We suggest that these potential confounding factors should be conveyed to provide more reliable data and a more compelling study group. If Suskind et al can account for these contributing factors in their study population, interpretation of FC levels would be better substantiated.


1. Suskind DL, Singh N, Nielson H, et al. Fecal microbial transplant via nasogastric tube for active pediatric ulcerative colitis. J Pediatr Gastroenterol Nutr 2015; 60:27–29.
2. Kruzliak P, Novák J, Novák M, et al. Role of calprotectin in cardiometabolic diseases. Cytokine Growth Factor Rev 2014; 25:67–75.
3. Grip O, Janciauskiene S, Bredberg A, et al. Use of atorvastatin as an anti-inflammatory treatment in Crohn's disease. Br J Pharmacol 2008; 155:1085–1092.
4. Navas-Lopez VM, Blasco-Alonso J, Girón-Fernández-Crehuet F, et al. Efficacy and safety of adalimumab in the treatment of Crohn's disease in children. Rev Esp Enferm Dig 2013; 105:579–584.
5. Garg M, Rosella O, Lubel JS, et al. Association of circulating vitamin D concentrations with intestinal but not systemic inflammation in inflammatory bowel disease. Inflamm Bowel Dis 2013; 19:2634–2643.

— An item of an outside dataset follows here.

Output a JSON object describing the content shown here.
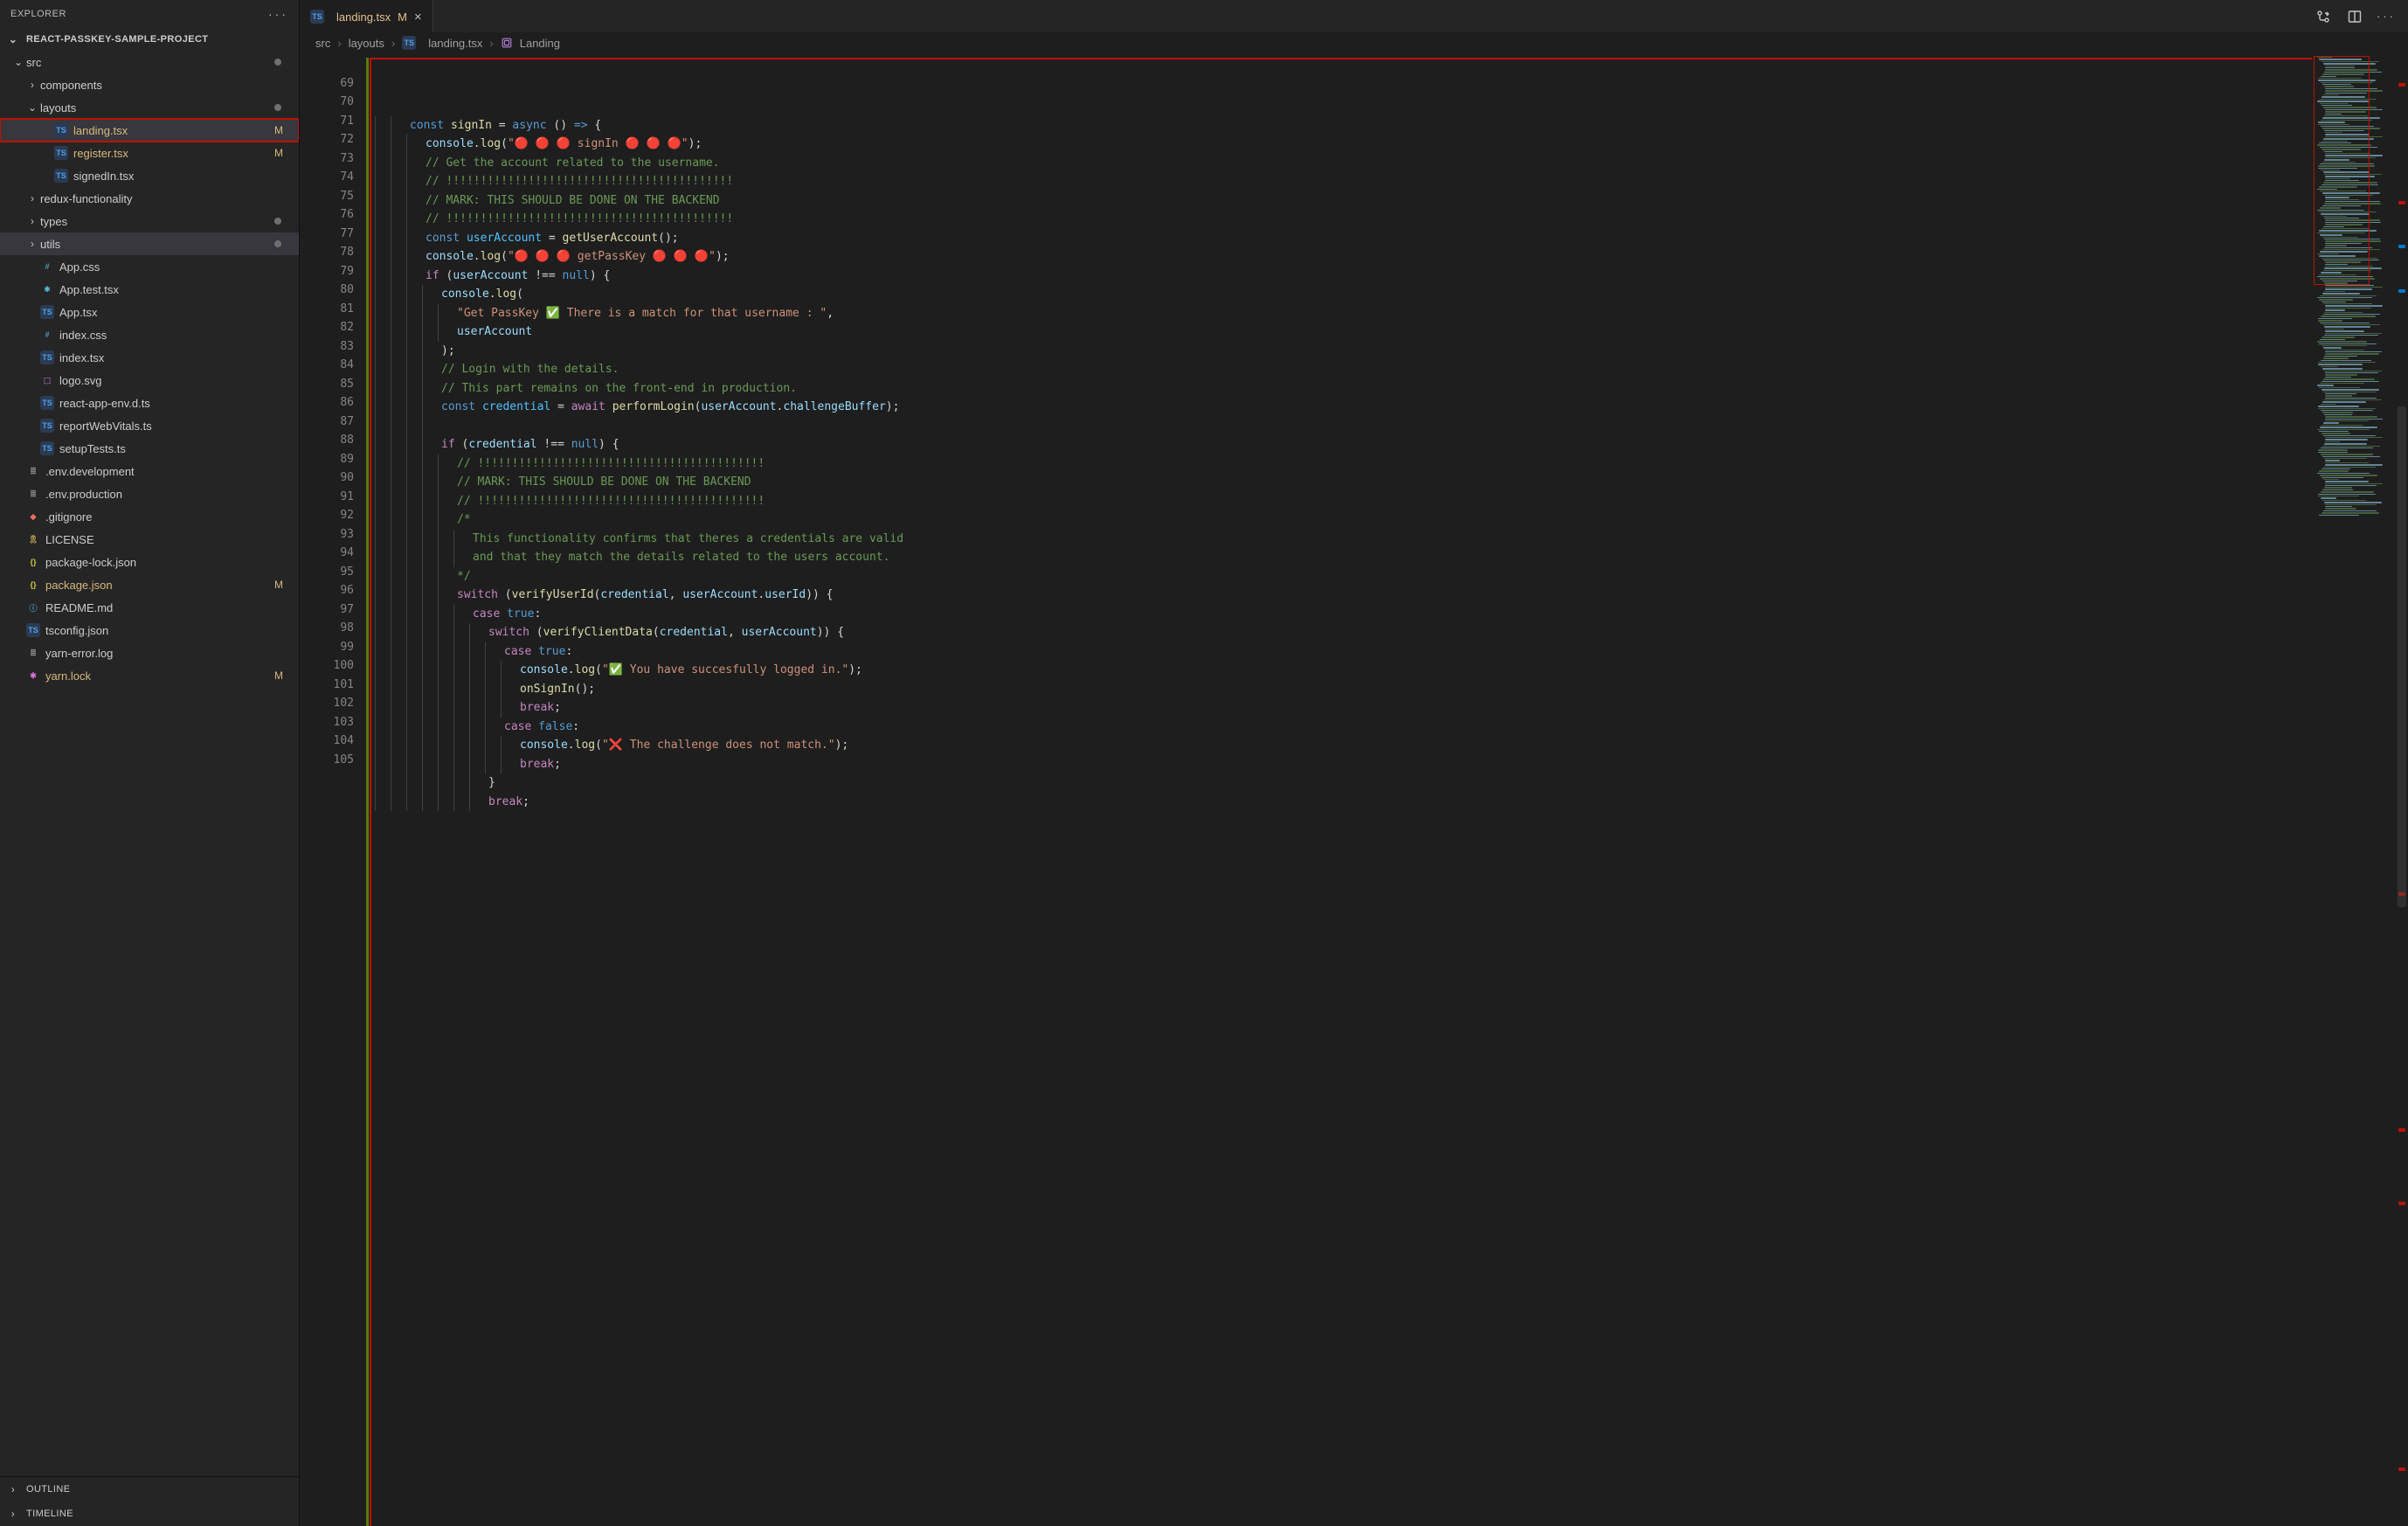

6. Yousefi A, Shafieyoun A, Fallahi G, et al. Probiotics on fecal calprotectin of cystic fibrosis. Turk J Pediatr 2014; 56:333.
7. Cotoi OS, Dunér P, Ko N, et al. Plasma S100A8/A9 correlates with blood neutrophil counts, traditional risk factors, and cardiovascular disease in middle-aged healthy individuals. Arterioscler Thromb Vasc Biol 2014; 34:202–210.
8. Lasson A, Stotzer PO, Öhman L, et al. The intra-individual variability of faecal calprotectin: a prospective study in patients with active ulcerative colitis. J Crohns Colitis 2015; 9:26–32.
© 2015 by European Society for Pediatric Gastroenterology, Hepatology, and Nutrition and North American Society for Pediatric Gastroenterology,